Maybe there won’t be a Joe Frazier for Claressa Shields’ Muhammad Ali.

It’s a recurring theme in the career of someone who is rapidly living up to her self-proclaimed status as the G.W.O.A.T. of her sport. As the saying goes, to be great, a fighter needs that dance partner to bring the great out of her. Most famously, Ali had Frazier, and while we likely would have been calling “The Greatest” just that without his three bouts against “Smokin’ Joe,” their trilogy enhanced what was already a stellar resume.

So the question was, who was going to be Shields’ most heated rival, the one fighter to take her to the brink repeatedly, only to see “T-Rex” dig deep and pull out the victory?

Savannah Marshall appeared to fit that role perfectly. The two were amateur rivals, that rivalry only got more heated as their pro careers progressed, and when they finally met again last October, they produced a classic in London, England.

That night, Shields had to adjust on the fly, take some hard shots to give some back, quiet a hostile crowd, and show off aspects of her game we had never seen yet. It was a brilliant performance in her biggest pro fight to date, but the prevailing feeling when it was over was that a rematch would just produce a wider margin of victory for the Flint, Michigan native.

No Frazier, but just as Shields predicted before the fight, Marshall was going to be her George Foreman.

“My George Foreman is over there in Savannah Marshall,” Shields told me last year. “I think every Ali needs a George Foreman. So I'm Ali and Savannah Marshall's my George Foreman.

"I'm gonna smash Savannah Marshall up and after that she may yell for a rematch to get beat up again, but there’s not gonna be no rematches.”

And that’s that. 
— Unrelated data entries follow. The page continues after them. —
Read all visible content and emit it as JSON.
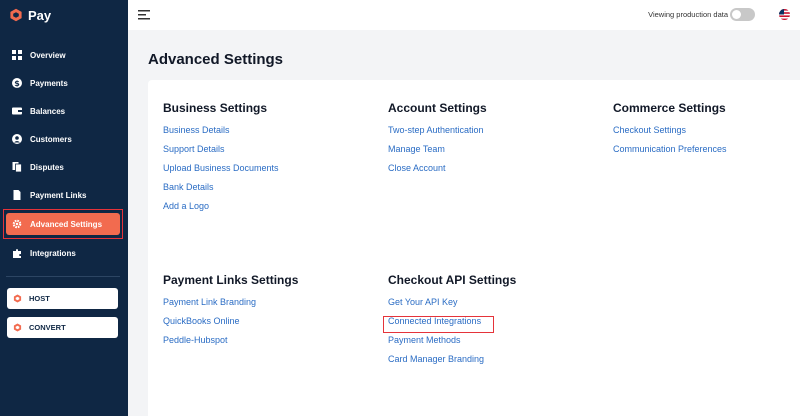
{
  "app": {
    "logo_text": "Pay"
  },
  "sidebar": {
    "items": [
      {
        "label": "Overview",
        "icon": "grid-icon"
      },
      {
        "label": "Payments",
        "icon": "dollar-icon"
      },
      {
        "label": "Balances",
        "icon": "wallet-icon"
      },
      {
        "label": "Customers",
        "icon": "user-icon"
      },
      {
        "label": "Disputes",
        "icon": "documents-icon"
      },
      {
        "label": "Payment Links",
        "icon": "document-icon"
      },
      {
        "label": "Advanced Settings",
        "icon": "gear-icon",
        "active": true
      },
      {
        "label": "Integrations",
        "icon": "puzzle-icon"
      }
    ],
    "apps": [
      {
        "label": "HOST",
        "icon": "hexagon-icon"
      },
      {
        "label": "CONVERT",
        "icon": "hexagon-icon"
      }
    ]
  },
  "topbar": {
    "production_label": "Viewing production data",
    "production_toggle": false
  },
  "page": {
    "title": "Advanced Settings"
  },
  "sections": [
    {
      "title": "Business Settings",
      "links": [
        "Business Details",
        "Support Details",
        "Upload Business Documents",
        "Bank Details",
        "Add a Logo"
      ]
    },
    {
      "title": "Account Settings",
      "links": [
        "Two-step Authentication",
        "Manage Team",
        "Close Account"
      ]
    },
    {
      "title": "Commerce Settings",
      "links": [
        "Checkout Settings",
        "Communication Preferences"
      ]
    },
    {
      "title": "Payment Links Settings",
      "links": [
        "Payment Link Branding",
        "QuickBooks Online",
        "Peddle-Hubspot"
      ]
    },
    {
      "title": "Checkout API Settings",
      "links": [
        "Get Your API Key",
        "Connected Integrations",
        "Payment Methods",
        "Card Manager Branding"
      ]
    }
  ],
  "colors": {
    "sidebar_bg": "#0f2744",
    "accent": "#f26b4f",
    "link": "#2a6cc4",
    "highlight": "#e5333a"
  }
}
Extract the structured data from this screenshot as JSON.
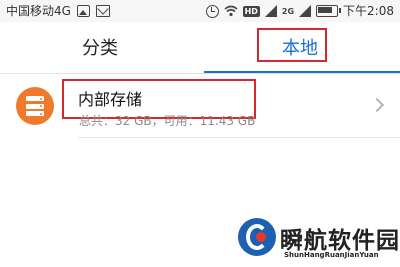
{
  "status_bar": {
    "carrier": "中国移动4G",
    "hd_label": "HD",
    "sim_label": "2G",
    "time": "下午2:08"
  },
  "tabs": [
    {
      "label": "分类",
      "selected": false
    },
    {
      "label": "本地",
      "selected": true
    }
  ],
  "storage": {
    "title": "内部存储",
    "detail": "总共：32 GB，可用：11.43 GB"
  },
  "watermark": {
    "name": "瞬航软件园",
    "pinyin": "ShunHangRuanJianYuan"
  },
  "colors": {
    "accent_blue": "#1a6fd6",
    "highlight_red": "#d7272e",
    "storage_orange": "#f07a2c"
  }
}
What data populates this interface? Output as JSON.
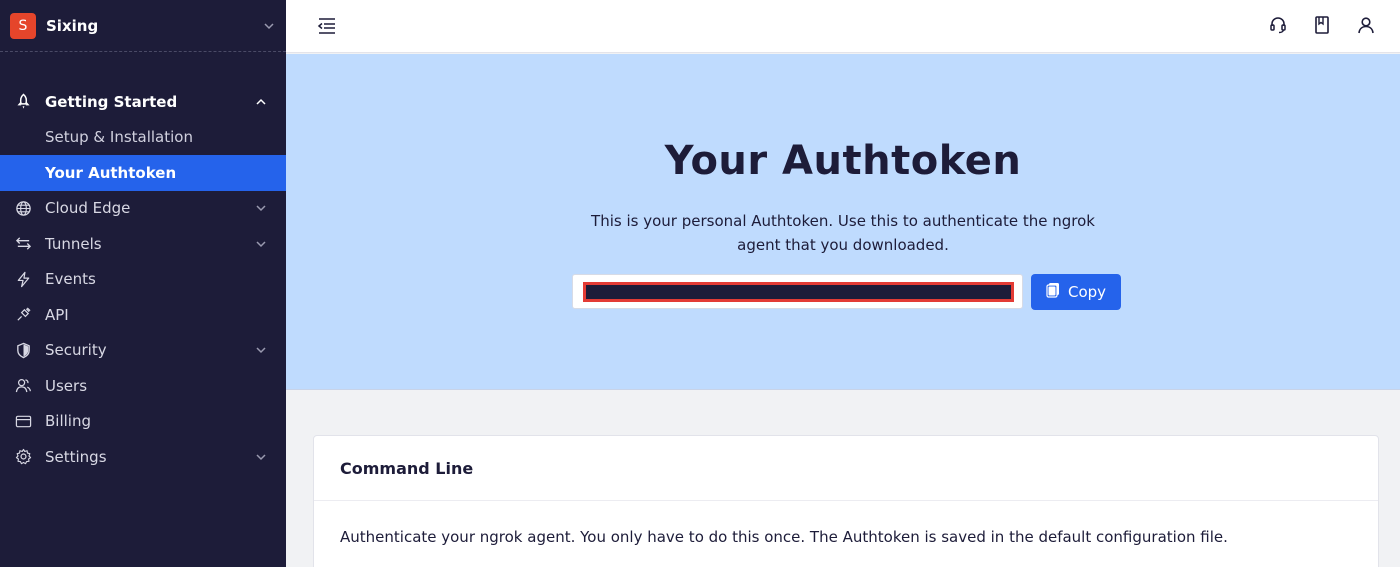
{
  "org": {
    "initial": "S",
    "name": "Sixing"
  },
  "sidebar": {
    "section": {
      "label": "Getting Started",
      "icon": "rocket-icon"
    },
    "sub_items": [
      {
        "label": "Setup & Installation",
        "active": false
      },
      {
        "label": "Your Authtoken",
        "active": true
      }
    ],
    "items": [
      {
        "label": "Cloud Edge",
        "icon": "globe-icon",
        "has_chevron": true
      },
      {
        "label": "Tunnels",
        "icon": "arrows-icon",
        "has_chevron": true
      },
      {
        "label": "Events",
        "icon": "lightning-icon",
        "has_chevron": false
      },
      {
        "label": "API",
        "icon": "plug-icon",
        "has_chevron": false
      },
      {
        "label": "Security",
        "icon": "shield-icon",
        "has_chevron": true
      },
      {
        "label": "Users",
        "icon": "users-icon",
        "has_chevron": false
      },
      {
        "label": "Billing",
        "icon": "card-icon",
        "has_chevron": false
      },
      {
        "label": "Settings",
        "icon": "gear-icon",
        "has_chevron": true
      }
    ]
  },
  "topbar": {
    "icons": [
      "collapse-sidebar-icon",
      "headset-icon",
      "book-icon",
      "user-icon"
    ]
  },
  "hero": {
    "title": "Your Authtoken",
    "description": "This is your personal Authtoken. Use this to authenticate the ngrok agent that you downloaded.",
    "copy_label": "Copy"
  },
  "card": {
    "title": "Command Line",
    "body": "Authenticate your ngrok agent. You only have to do this once. The Authtoken is saved in the default configuration file."
  },
  "colors": {
    "sidebar_bg": "#1d1c39",
    "accent": "#2563eb",
    "hero_bg": "#bfdbfe",
    "org_avatar": "#e5452b",
    "redaction_border": "#e33b35"
  }
}
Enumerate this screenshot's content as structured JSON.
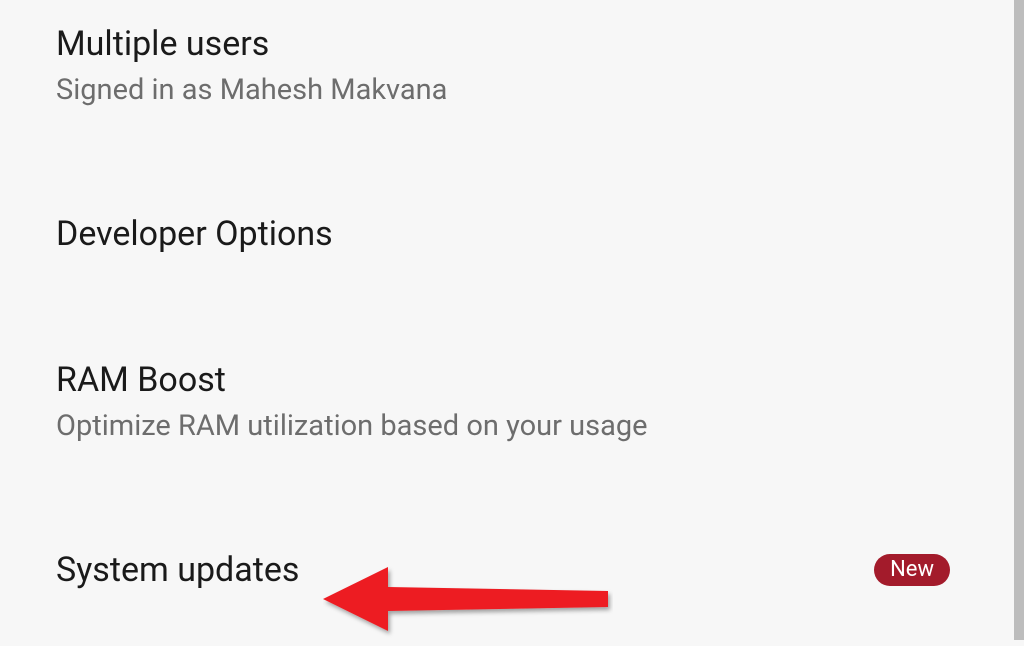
{
  "settings": {
    "multipleUsers": {
      "title": "Multiple users",
      "subtitle": "Signed in as Mahesh Makvana"
    },
    "developerOptions": {
      "title": "Developer Options"
    },
    "ramBoost": {
      "title": "RAM Boost",
      "subtitle": "Optimize RAM utilization based on your usage"
    },
    "systemUpdates": {
      "title": "System updates",
      "badge": "New"
    }
  }
}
Marshall will face Franchon Crews-Dezurn on July 1, and Shields is keeping things moving as well, as she prepares to face Maricela Cornejo at Little Caesars Arena in Detroit. It wasn’t the way things were supposed to be in the “Motor City” this Saturday, but when Hanna Gabriels was pulled from the bout due to an adverse finding on a recent VADA test, in stepped Cornejo.

Maybe Gabriels was going to be the Frazier, considering that she’s the only fighter to drop Shields as a pro, having done so in a 2018 bout still won by a wide margin by the current undisputed middleweight champion, but for now, that’s on hold. 

Will it be Cornejo, who has come up short in three tries at a world crown? She’s a good fighter, but not likely. So, at this point, it may just be Shields against Shields until further notice.

“I had to switch my mindset up when Maricela Cornejo became the opponent,” said Shields. “She’s tall, she’s fresh and she’s fought for the world title before. This chance to fight for undisputed is once in a lifetime for her, so I’m excited to face an opponent who I know is ready to go.”

That focus may be Shields’ greatest attribute at this point in her career. Having done all there is to do as an amateur (two Olympic gold medals) and in three weight classes (154, 160, 168) as a pro, there is precious little to keep her motivated, even after just 13 pro fights. Add in the fact that she’s headlining an arena show in her home state and has been pulled in every different direction in terms of promoting the event, especially now, with a late change of opponent, and if there has ever been an opportunity for a challenger to come in and score an upset, it’s now. But again, the 28-year-old is refusing to get caught napping.

“I’m super excited to fight in front of thousands at Little Caesars Arena, but I’ve had to keep my head down and train,” Shields said. “I might put the makeup and hair and nice clothes on, but I’m not doing anything but focusing on the fight. This is a big moment for Detroit and myself, but the most important thing right now is just winning this fight.”

Again, Cornejo is a good fighter, but she’s not a “beat Claressa Shields” good. Yes, stranger things have happened and boxing is the theater of the unexpected, but odds are that Shields will leave the arena that night with all her belts intact.

But then what? Is her Frazier out there, or will she have to travel the road taken by Floyd Mayweather, an all-time great who never had that all-time great dance partner to produce a series for the ages? That’s a testament to him and what he was able to do in the ring, but there are some who hold it against him that there was no Ali-Frazier, Robinson-LaMotta or Marquez-Pacquiao series on his resume. That didn’t stop him from being a first ballot hall of famer, and it won’t stop Shields from being the same when she retires. And with Shields still a couple years short of 30, there’s still a chance for that rivalry to develop, whether it’s with Marshall, Gabriels, another former foe in Crews-Dezurn, or 154-pound champ Natasha Jonas. Then, maybe she’ll get her just due for what has been a remarkable career, thus far.

“If I was a man, I’d be the face of boxing,” she said recently. “I’ve got more accomplishments than everybody. I’m just gonna keep continuing to build myself and let the world accept me and women’s boxing.”

She’s right. Unfortunately. But maybe one day, that situation will change. Until then, Shields will keep on fighting.

“I’m from Flint, Michigan,” she said. “I want all the smoke. Whoever got the smoke, let’s go. Let’s fight.”